by Caitlin Griffith  lagniappenyc • posted on July 18, 2016

Italian Bubbles & Artichokes

Katie Parla and Kristina Gill recently came out with Tasting Rome, a cookbook that dives deep into the cuisine of Italy’s capital. Some of their most interesting findings are the recipes from the old Jewish quarter, like the Insalata di Carciofi Crudi. In it, the artichokes aren’t even cooked—just sliced paper thin, dressed in olive oil, crushed black pepper and sea salt and showered with slivers of Parmigiano-Reggiano. It’s a terrific trick, and sparkling wines— especially super dry Italian ones with zero dosage—are some of the few that can manage it. Murgo’s 2008 Extra Brut Metodo Classico from Sicily is a favorite at W&S, as are Edi Kante’s sparklers, like the Metodo Classico Dosaggio Zero.

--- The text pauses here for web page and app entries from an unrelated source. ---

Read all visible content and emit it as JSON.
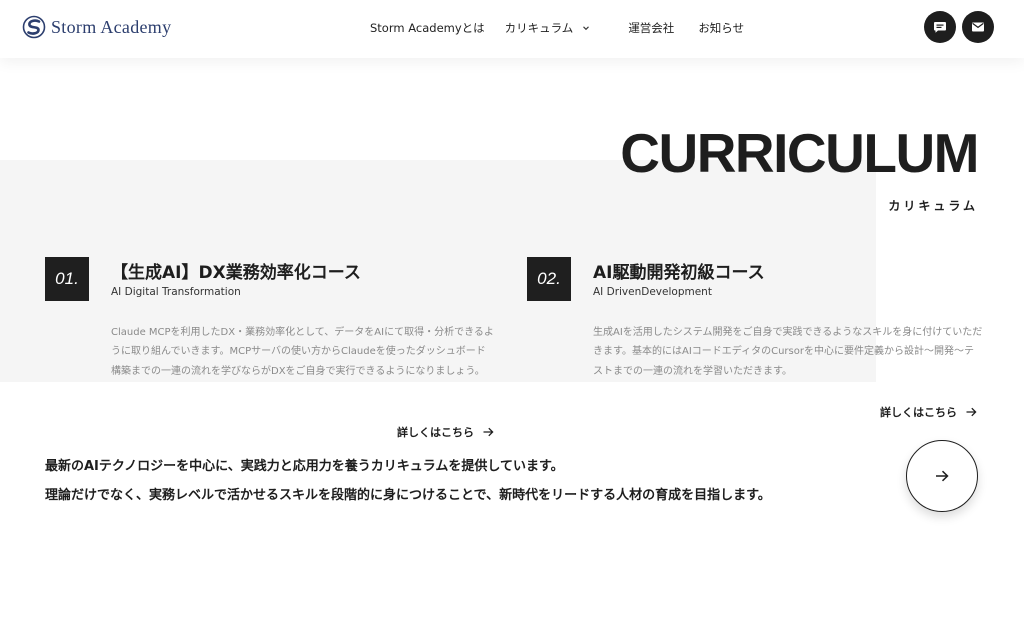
{
  "brand": {
    "name": "Storm Academy",
    "color": "#2c3e6e"
  },
  "nav": {
    "items": [
      {
        "label": "Storm Academyとは"
      },
      {
        "label": "カリキュラム"
      },
      {
        "label": "運営会社"
      },
      {
        "label": "お知らせ"
      }
    ]
  },
  "header_actions": {
    "chat_icon": "chat-bubble-icon",
    "mail_icon": "envelope-icon"
  },
  "section": {
    "title": "CURRICULUM",
    "subtitle": "カリキュラム"
  },
  "courses": [
    {
      "number": "01.",
      "title": "【生成AI】DX業務効率化コース",
      "subtitle": "AI Digital Transformation",
      "description": "Claude MCPを利用したDX・業務効率化として、データをAIにて取得・分析できるように取り組んでいきます。MCPサーバの使い方からClaudeを使ったダッシュボード構築までの一連の流れを学びならがDXをご自身で実行できるようになりましょう。",
      "link": "詳しくはこちら"
    },
    {
      "number": "02.",
      "title": "AI駆動開発初級コース",
      "subtitle": "AI DrivenDevelopment",
      "description": "生成AIを活用したシステム開発をご自身で実践できるようなスキルを身に付けていただきます。基本的にはAIコードエディタのCursorを中心に要件定義から設計〜開発〜テストまでの一連の流れを学習いただきます。",
      "link": "詳しくはこちら"
    }
  ],
  "intro": {
    "line1": "最新のAIテクノロジーを中心に、実践力と応用力を養うカリキュラムを提供しています。",
    "line2": "理論だけでなく、実務レベルで活かせるスキルを段階的に身につけることで、新時代をリードする人材の育成を目指します。"
  },
  "colors": {
    "dark": "#1e1e1e",
    "panel": "#f5f5f5",
    "muted_text": "#8a8a8a"
  }
}
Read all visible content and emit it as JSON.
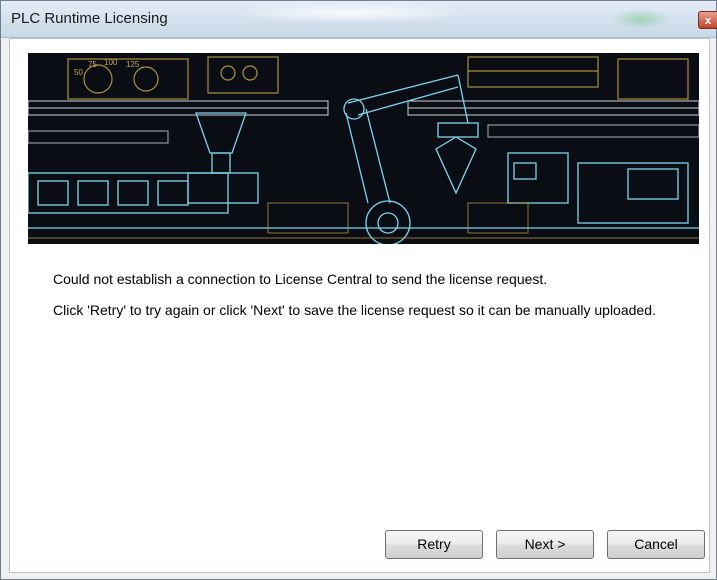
{
  "window": {
    "title": "PLC Runtime Licensing",
    "close_glyph": "x"
  },
  "banner": {
    "description_icon": "industrial-machinery-illustration",
    "gauge_labels": [
      "75",
      "100",
      "125",
      "50"
    ]
  },
  "message": {
    "line1": "Could not establish a connection to License Central to send the license request.",
    "line2": "Click 'Retry' to try again or click 'Next' to save the license request so it can be manually uploaded."
  },
  "buttons": {
    "retry": "Retry",
    "next": "Next >",
    "cancel": "Cancel"
  },
  "colors": {
    "banner_bg": "#0a0d14",
    "line_cyan": "#7fd3ec",
    "line_gold": "#c9a64a",
    "line_white": "#dfe8ef"
  }
}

Spanish Sparkling & Poke

Restaurateurs across the US have recently caught onto the delicious possibilities of poke, Hawaii’s raw fish salad with seaweed, turning it into an updated tartare for the millennial set. One of our favorites comes from Noreetuh, where chef Chung Chow builds off of thick cubes of bigeye tuna loin, adding thin slices of red onion, crushed macadamia nuts, pickled jalapenos and dried seaweed in a soy dressing. Go with one of the sparkling wines from owner Jin Ahn’s list: He heads to Spain, with Raventós i Blanc 2013 Conca del Riu Anoia Brut Rosé since it has body enough to stand up to the bowl. But most any fruit-forward Cava will mirror the creaminess of rich fish, rosé or not.

Sparkling Chenin & Grains

I’ve thoroughly dog-eared my copy of Yotam Ottolenghi’s Plenty, and if there’s one recipe I return to most, it’s his quinoa salad. His involves avocado, breakfast radishes and fresh favas in a lemony dressing, but it’s easily adaptable to whatever is in season. I often trade out his cumin and Aleppo pepper for sumac, coriander, red pepper flakes or just extra cracked black pepper. Bitter baby greens like cress or kale are a welcome addition, too. When it comes to wine, sparkling chenin is the way to go, as it’s as earthy and crisp as the flavors in the bowl. You could go classic, with a wine like Domaine Carême’s 2013 Vouvray Ancestrale, or funky and beyond France—check out the Jauma 2014 Pét-Nat Chenin Blanc from Blewitt Springs in South Australia.

Iberian effervescence

Riffing off of caldo verde, Portugal’s kale-potato-sausage soup, Manuel Azevado gives the ubiquitous kale salad an inspired makeover at Tasca Tasca, his Portuguese restaurant just off Sonoma’s town square. He starts with an anchovy vinaigrette, rubbed into the dark green leaves so they’ll soften a little bit, then sautés chunks of potato and linguiça or chouriço in a little olive oil, and pours them on top. Sprinkled with some São Jorge cheese, it’s a meal in a bowl, and delicious with a glass of Portuguese sparkling, like the spicy, dry bruto from Luis Pato in Beiras or Aphros Loureiro Reserva Bruto from Vinho Verde.

This story was featured in W&S August 2016.
illustrations by Amy Schimler-Safford